Title page with early pen trials, and several early ownership inscriptions, one deleted.
Minor trimming to text block, some loss to annotations though minor and still legible. Final leaf torn, lower portion lacking and part of final typographic device supplied in facsimile.
Provenance: 1. 'Roelans F. ' inscribed on title page in sixteenth-century hand, surname 'Roelans' or 'Roelandts' may indicate early Dutch or Flemish provenance. 2. 'Ex Libris Caroli Lamotte Trin. Coll. Cant AB'. written on title page in late seventeenth-century hand, that of clergyman Charles Lamotte (1679-1742), Chaplain to the Duke of Montagu (Vicar of Weekley, then Scaldwell; Rector of Warkton), subsequently Chaplain to Frederick, Prince of Wales (from 1732), author of An Essay upon poetry and painting, with relation to sacred and profane history.
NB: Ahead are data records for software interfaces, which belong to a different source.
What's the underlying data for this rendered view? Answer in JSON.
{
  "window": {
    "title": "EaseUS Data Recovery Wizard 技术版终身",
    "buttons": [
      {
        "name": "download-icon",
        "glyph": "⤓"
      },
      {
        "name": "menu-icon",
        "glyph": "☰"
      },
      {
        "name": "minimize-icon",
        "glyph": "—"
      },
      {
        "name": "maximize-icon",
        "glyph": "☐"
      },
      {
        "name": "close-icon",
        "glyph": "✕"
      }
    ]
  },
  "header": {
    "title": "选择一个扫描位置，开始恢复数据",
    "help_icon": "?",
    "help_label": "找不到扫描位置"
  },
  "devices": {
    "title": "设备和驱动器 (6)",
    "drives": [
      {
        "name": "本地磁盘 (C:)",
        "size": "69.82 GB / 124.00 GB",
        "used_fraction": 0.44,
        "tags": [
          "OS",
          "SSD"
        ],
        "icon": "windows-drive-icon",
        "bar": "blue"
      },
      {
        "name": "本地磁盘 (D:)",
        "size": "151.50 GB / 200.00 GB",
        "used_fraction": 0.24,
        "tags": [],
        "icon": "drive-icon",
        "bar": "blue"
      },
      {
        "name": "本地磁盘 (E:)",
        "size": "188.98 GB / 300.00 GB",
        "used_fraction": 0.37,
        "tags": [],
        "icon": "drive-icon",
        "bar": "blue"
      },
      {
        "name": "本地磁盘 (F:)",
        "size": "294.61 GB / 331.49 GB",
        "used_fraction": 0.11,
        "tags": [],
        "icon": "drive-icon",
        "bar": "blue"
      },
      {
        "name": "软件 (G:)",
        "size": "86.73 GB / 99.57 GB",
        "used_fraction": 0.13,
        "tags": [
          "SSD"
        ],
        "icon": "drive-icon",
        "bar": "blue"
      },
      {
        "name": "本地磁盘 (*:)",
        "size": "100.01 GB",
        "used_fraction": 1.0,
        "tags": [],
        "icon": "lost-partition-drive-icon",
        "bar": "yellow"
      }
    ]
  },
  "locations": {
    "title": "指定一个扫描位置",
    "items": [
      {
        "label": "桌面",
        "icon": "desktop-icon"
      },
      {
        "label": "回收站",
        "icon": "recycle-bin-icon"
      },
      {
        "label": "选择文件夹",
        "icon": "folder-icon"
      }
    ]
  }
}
With an Appendix concerning obscenity in writing and painting (London, 1730), dedicated to the Prince of Wales.
Bertelli & Innocenti, 51. Gamba, 605. BMSTC (Italian), 400. Not in Adams.
G. Giorgini, 'Five hundred years of Italian Scholarship on Machiavelli's "Prince"', The Review of Politics 75 (2013), 625-40. J. Malek, 'Charles Lamotte's "An Essay upon Poetry and Painting" and eighteenth-century British Aesthetics', The Journal of Aesthetics & Art Criticism 29.4 (1971), 467-73. P. McKay, 'The Literary Career of Charles Lamotte', Northamptonshire Past & Present (Northamptonshire Record Society, 2014; open access). J. G. A. Pocock, 'Machiavelli, Harrington and English Political Ideologies in the Eighteenth Century', The William and Mary Quarterly, 22 (1965), pp.549-83.
[OCLC: UCLA, Newberry Library. UK: Aberdeen.].
Stock Code: 246653